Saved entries
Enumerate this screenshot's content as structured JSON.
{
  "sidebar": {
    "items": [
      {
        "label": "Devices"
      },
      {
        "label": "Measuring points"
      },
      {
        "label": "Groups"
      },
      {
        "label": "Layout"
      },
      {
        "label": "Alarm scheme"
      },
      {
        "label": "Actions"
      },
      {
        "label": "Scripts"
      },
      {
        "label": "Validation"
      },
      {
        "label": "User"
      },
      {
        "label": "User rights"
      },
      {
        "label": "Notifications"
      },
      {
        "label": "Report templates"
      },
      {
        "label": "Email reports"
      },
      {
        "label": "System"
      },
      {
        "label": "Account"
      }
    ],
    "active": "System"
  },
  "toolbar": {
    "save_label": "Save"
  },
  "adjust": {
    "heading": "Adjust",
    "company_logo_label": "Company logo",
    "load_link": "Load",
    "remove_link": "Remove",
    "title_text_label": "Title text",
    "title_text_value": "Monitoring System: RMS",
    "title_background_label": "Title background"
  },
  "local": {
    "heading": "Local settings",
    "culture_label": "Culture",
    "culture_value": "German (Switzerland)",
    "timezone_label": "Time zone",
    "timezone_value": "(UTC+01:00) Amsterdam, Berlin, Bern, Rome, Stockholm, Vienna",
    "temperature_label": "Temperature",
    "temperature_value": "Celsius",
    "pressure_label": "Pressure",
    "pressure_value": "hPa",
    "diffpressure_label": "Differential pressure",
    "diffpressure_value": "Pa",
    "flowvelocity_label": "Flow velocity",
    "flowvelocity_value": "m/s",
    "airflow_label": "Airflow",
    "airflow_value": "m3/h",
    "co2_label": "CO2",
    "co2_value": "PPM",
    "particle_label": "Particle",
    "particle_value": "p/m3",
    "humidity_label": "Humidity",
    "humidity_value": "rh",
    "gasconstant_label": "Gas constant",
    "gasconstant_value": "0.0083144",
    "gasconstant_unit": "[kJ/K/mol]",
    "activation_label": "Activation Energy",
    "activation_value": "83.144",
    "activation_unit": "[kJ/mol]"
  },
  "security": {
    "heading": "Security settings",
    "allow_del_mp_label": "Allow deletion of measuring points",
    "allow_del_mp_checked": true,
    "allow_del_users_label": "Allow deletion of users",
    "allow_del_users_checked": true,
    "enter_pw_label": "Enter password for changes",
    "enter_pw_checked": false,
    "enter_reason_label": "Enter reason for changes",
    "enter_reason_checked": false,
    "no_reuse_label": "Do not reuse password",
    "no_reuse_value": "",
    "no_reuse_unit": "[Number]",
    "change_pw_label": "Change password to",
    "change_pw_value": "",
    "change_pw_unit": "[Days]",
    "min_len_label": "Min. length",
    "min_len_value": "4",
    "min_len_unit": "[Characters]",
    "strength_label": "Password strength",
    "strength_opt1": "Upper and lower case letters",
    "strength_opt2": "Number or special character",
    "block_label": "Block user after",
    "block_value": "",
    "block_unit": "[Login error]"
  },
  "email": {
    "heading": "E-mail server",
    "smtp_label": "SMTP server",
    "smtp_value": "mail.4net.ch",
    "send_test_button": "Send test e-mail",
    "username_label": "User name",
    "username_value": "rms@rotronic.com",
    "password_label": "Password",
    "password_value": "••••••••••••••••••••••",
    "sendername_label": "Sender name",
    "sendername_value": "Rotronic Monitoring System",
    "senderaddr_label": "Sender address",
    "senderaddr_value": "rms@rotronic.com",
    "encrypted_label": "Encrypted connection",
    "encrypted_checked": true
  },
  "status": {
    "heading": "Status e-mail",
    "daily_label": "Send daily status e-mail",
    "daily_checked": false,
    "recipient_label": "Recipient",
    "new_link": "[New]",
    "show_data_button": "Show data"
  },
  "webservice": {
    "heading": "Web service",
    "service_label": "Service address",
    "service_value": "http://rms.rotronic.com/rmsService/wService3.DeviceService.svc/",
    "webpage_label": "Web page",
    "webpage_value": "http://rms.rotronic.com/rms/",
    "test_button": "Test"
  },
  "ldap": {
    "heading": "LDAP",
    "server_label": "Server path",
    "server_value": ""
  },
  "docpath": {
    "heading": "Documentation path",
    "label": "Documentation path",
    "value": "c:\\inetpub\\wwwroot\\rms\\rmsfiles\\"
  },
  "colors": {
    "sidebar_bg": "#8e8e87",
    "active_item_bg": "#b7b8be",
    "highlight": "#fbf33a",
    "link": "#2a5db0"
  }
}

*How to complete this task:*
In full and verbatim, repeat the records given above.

*Response for this exercise:*
Enumerate this screenshot's content as structured JSON.
{
  "sidebar": {
    "items": [
      {
        "label": "Devices"
      },
      {
        "label": "Measuring points"
      },
      {
        "label": "Groups"
      },
      {
        "label": "Layout"
      },
      {
        "label": "Alarm scheme"
      },
      {
        "label": "Actions"
      },
      {
        "label": "Scripts"
      },
      {
        "label": "Validation"
      },
      {
        "label": "User"
      },
      {
        "label": "User rights"
      },
      {
        "label": "Notifications"
      },
      {
        "label": "Report templates"
      },
      {
        "label": "Email reports"
      },
      {
        "label": "System"
      },
      {
        "label": "Account"
      }
    ],
    "active": "System"
  },
  "toolbar": {
    "save_label": "Save"
  },
  "adjust": {
    "heading": "Adjust",
    "company_logo_label": "Company logo",
    "load_link": "Load",
    "remove_link": "Remove",
    "title_text_label": "Title text",
    "title_text_value": "Monitoring System: RMS",
    "title_background_label": "Title background"
  },
  "local": {
    "heading": "Local settings",
    "culture_label": "Culture",
    "culture_value": "German (Switzerland)",
    "timezone_label": "Time zone",
    "timezone_value": "(UTC+01:00) Amsterdam, Berlin, Bern, Rome, Stockholm, Vienna",
    "temperature_label": "Temperature",
    "temperature_value": "Celsius",
    "pressure_label": "Pressure",
    "pressure_value": "hPa",
    "diffpressure_label": "Differential pressure",
    "diffpressure_value": "Pa",
    "flowvelocity_label": "Flow velocity",
    "flowvelocity_value": "m/s",
    "airflow_label": "Airflow",
    "airflow_value": "m3/h",
    "co2_label": "CO2",
    "co2_value": "PPM",
    "particle_label": "Particle",
    "particle_value": "p/m3",
    "humidity_label": "Humidity",
    "humidity_value": "rh",
    "gasconstant_label": "Gas constant",
    "gasconstant_value": "0.0083144",
    "gasconstant_unit": "[kJ/K/mol]",
    "activation_label": "Activation Energy",
    "activation_value": "83.144",
    "activation_unit": "[kJ/mol]"
  },
  "security": {
    "heading": "Security settings",
    "allow_del_mp_label": "Allow deletion of measuring points",
    "allow_del_mp_checked": true,
    "allow_del_users_label": "Allow deletion of users",
    "allow_del_users_checked": true,
    "enter_pw_label": "Enter password for changes",
    "enter_pw_checked": false,
    "enter_reason_label": "Enter reason for changes",
    "enter_reason_checked": false,
    "no_reuse_label": "Do not reuse password",
    "no_reuse_value": "",
    "no_reuse_unit": "[Number]",
    "change_pw_label": "Change password to",
    "change_pw_value": "",
    "change_pw_unit": "[Days]",
    "min_len_label": "Min. length",
    "min_len_value": "4",
    "min_len_unit": "[Characters]",
    "strength_label": "Password strength",
    "strength_opt1": "Upper and lower case letters",
    "strength_opt2": "Number or special character",
    "block_label": "Block user after",
    "block_value": "",
    "block_unit": "[Login error]"
  },
  "email": {
    "heading": "E-mail server",
    "smtp_label": "SMTP server",
    "smtp_value": "mail.4net.ch",
    "send_test_button": "Send test e-mail",
    "username_label": "User name",
    "username_value": "rms@rotronic.com",
    "password_label": "Password",
    "password_value": "••••••••••••••••••••••",
    "sendername_label": "Sender name",
    "sendername_value": "Rotronic Monitoring System",
    "senderaddr_label": "Sender address",
    "senderaddr_value": "rms@rotronic.com",
    "encrypted_label": "Encrypted connection",
    "encrypted_checked": true
  },
  "status": {
    "heading": "Status e-mail",
    "daily_label": "Send daily status e-mail",
    "daily_checked": false,
    "recipient_label": "Recipient",
    "new_link": "[New]",
    "show_data_button": "Show data"
  },
  "webservice": {
    "heading": "Web service",
    "service_label": "Service address",
    "service_value": "http://rms.rotronic.com/rmsService/wService3.DeviceService.svc/",
    "webpage_label": "Web page",
    "webpage_value": "http://rms.rotronic.com/rms/",
    "test_button": "Test"
  },
  "ldap": {
    "heading": "LDAP",
    "server_label": "Server path",
    "server_value": ""
  },
  "docpath": {
    "heading": "Documentation path",
    "label": "Documentation path",
    "value": "c:\\inetpub\\wwwroot\\rms\\rmsfiles\\"
  },
  "colors": {
    "sidebar_bg": "#8e8e87",
    "active_item_bg": "#b7b8be",
    "highlight": "#fbf33a",
    "link": "#2a5db0"
  }
}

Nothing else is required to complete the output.